Correlation Plots Using The corrplot and ggplot2 Packages In R

Hi there. Here is some work on correlation plots in R I have worked on. Most of my findings have been through trial and error with some references.


A Look At The Data

Correlation Plots Using The corrplot Package

Using ggplot2 To Create Correlation Plots


A Look At The Data

Before looking at the data, I first load the faraway and corrplot packages into R. (The faraway package is a dataset package.)

From the faraway package, there is a dataset called teengamb. This dataset is about teen gambling and more information on this dataset can be found by typing in ?teengamb. I save this teengamb data into a new variable (copy) called gamb_data.

Using the head() and tail() functions, I can preview the data by looking at the first 6 rows and the last 6 rows of the data.

One could further examine the data by using the summary() and str() functions.

The column names could be fixed by capitalizing them. This can be done by using the colnames() function in R.

In base R, a correlation table can be created by using the cor() function.

In a correlation matrix, the numeric entries along the main diagonal from top left to bottom right are ones. One could show (by hand) that the correlation of two identical random variables is one. (I.e. Correlation of status and status is one).

Notice that the correlation matrix is a symmetric matrix. The transpose of a symmetric matrix is the same matrix as before. As an example, the correlation of status and income (row 2, column 3) is -0.2750340 which is the same as the correlation of income and status (row 3, column 2) which is also -0.2750340.


Correlation Plots Using The corrplot Package

This section will deal with creating correlation table plots using the corrplot package. Making simple correlation plots using corrplot is not very difficult.

At the end of the previous section, the correlation table is saved into a variable called corr_gamb. This corr_gamb variable is needed into the corrplot() function in the corrplot package.

I present five different correlation plots which I have come with in R. Other variations do exist as you can change the arguments in terms of titles, fonts, colours and so on. (The title is somewhat messed up and the image that produces is too zoomed in. I would have to look into it for a fix.)

The plot looks okay but it could use labels. Also, it is not necessary to show the full matrix. Since the correlation matrix is symmetric, the lower or upper triangular form of the full matrix is enough.

The second version is a lower triangular version of the correlation matrix.


Labels are added in version three.
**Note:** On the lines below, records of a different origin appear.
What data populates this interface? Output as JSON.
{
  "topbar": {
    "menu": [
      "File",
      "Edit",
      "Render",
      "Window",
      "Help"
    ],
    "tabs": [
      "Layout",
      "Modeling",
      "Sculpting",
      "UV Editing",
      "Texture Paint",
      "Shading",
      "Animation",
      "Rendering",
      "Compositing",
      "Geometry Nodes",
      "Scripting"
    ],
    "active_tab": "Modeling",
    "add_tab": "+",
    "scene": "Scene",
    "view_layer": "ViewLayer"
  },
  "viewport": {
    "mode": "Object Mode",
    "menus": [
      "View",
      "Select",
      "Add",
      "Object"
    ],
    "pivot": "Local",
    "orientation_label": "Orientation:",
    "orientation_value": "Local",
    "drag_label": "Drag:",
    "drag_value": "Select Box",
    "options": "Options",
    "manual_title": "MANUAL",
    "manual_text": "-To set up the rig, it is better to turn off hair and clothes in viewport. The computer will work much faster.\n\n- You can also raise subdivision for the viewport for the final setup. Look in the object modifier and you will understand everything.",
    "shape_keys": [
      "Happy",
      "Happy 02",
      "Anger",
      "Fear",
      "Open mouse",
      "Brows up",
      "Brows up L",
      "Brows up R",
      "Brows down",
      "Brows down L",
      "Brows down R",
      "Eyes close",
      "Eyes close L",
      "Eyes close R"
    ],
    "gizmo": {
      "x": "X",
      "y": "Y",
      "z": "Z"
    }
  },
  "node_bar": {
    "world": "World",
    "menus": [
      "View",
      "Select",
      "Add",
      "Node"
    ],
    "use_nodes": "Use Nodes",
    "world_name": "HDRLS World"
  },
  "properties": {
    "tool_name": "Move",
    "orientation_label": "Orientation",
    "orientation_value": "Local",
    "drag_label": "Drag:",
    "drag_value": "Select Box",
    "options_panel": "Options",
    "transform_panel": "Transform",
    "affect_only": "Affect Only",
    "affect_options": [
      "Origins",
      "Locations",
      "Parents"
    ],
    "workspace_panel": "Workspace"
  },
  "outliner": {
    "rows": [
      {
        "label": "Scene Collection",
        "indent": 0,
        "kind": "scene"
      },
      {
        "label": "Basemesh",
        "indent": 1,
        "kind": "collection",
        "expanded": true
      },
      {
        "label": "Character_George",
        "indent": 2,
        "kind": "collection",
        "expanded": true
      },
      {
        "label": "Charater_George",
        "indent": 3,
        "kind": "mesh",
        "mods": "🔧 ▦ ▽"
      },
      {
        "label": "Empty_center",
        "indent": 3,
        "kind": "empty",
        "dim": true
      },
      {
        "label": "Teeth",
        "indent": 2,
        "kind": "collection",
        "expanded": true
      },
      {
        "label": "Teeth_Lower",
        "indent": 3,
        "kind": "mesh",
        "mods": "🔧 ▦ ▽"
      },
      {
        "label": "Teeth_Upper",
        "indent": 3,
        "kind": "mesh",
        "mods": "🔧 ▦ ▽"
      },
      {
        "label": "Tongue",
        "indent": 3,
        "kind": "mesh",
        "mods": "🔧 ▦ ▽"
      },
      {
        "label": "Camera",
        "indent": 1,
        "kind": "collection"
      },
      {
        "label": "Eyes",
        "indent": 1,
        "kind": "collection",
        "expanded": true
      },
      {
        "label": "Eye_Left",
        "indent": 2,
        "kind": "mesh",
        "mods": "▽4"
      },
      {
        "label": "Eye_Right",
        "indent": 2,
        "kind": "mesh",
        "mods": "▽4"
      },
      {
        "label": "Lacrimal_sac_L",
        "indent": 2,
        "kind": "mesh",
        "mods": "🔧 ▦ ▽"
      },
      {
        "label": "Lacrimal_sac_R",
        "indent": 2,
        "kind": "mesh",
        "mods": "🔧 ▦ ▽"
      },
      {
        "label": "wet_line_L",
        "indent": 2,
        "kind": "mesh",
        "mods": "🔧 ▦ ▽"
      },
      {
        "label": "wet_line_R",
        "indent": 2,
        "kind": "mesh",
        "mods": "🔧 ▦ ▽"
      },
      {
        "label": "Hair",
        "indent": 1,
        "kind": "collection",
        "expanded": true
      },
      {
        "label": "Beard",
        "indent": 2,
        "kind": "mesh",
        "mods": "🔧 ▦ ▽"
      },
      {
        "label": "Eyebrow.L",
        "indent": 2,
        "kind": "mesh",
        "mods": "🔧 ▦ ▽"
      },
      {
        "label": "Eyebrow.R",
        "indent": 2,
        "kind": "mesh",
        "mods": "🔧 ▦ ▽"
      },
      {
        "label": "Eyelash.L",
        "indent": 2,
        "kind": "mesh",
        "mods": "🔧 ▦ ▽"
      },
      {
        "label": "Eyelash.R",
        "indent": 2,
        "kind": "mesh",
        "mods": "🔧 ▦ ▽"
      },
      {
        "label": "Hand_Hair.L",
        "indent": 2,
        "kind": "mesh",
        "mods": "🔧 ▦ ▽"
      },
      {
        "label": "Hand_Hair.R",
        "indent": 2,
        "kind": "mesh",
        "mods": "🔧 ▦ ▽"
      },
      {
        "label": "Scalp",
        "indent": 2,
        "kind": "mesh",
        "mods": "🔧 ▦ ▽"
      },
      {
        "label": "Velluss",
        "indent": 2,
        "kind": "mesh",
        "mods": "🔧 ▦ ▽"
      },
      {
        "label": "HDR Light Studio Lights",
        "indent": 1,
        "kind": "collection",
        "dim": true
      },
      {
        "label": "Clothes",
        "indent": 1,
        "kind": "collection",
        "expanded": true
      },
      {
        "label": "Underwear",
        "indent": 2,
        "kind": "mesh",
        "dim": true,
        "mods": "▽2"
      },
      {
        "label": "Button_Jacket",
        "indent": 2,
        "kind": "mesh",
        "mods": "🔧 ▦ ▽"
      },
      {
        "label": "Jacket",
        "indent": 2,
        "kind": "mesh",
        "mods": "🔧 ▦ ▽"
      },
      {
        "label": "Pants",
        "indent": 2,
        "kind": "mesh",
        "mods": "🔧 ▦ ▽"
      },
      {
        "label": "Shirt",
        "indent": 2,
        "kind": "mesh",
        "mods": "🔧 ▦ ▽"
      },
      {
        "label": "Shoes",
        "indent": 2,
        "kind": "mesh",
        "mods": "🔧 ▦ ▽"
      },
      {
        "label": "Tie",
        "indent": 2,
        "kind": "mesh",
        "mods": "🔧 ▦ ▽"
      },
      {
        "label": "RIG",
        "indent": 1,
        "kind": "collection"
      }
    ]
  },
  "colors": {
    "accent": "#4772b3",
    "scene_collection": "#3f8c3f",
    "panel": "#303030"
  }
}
Adding labels does help in assessing correlation strengths with variable pairs. Version four shows how to change the colours.


In version five, I change the background colour from white to gray.



Using ggplot2 To Create Correlation Plots

The ggplot2 package is a very good package in terms of utility for data visualization in R. Plotting correlation plots in R using ggplot2 takes a bit more work than with corrplot. The results though are worth it. To prepare the data for plotting, the reshape2() package with the melt function is used.

Load the ggplot2() and reshape2() packages first.

The melt function is used to break up the correlation table into a long format table. This table will consist of 25 rows (5 variables times 5 variables) with three columns. The first two columns consist of variable pairs and the third column will the contain the correlation measures for the variable pairs.


A Full Correlation Plot Using ggplot2

In this table, red tiles represent negative correlations between the two associated variables and the blue tiles represent positive correlations between two variables. The correlations along the main diagonal are ones.


Version Two: Upper Triangular Correlation Plot using ggplot2

The full correlation matrix provides more than enough information. An upper triangular matrix of the correlation matrix provides less cluster and there is no loss of information. (Recall that the correlation matrix is a symmetric matrix so we can afford to drop the multiple entries.)

For upper and lower triangular matrices, there is some additional data manipulation work needed to have the data prepared for plotting.

Having a upper triangular matrix version of the correlation matrix is less intimidating and it is easier to read. You may have to explain that for example that the correlation of income and status and the correlation of status and income are the same (due to symmetry).

(This upper triangular matrix form is not exactly like the one from linear algebra but I think the above image is good enough for displaying purposes.)


Version Three: Lower Triangular Correlation Plot using ggplot2

Here is the code and output for the lower triangular part of the correlation matrix. The code is similar to the upper triangular case.



R Graphics Cookbook by Winston Chang (2012)

Leave a Reply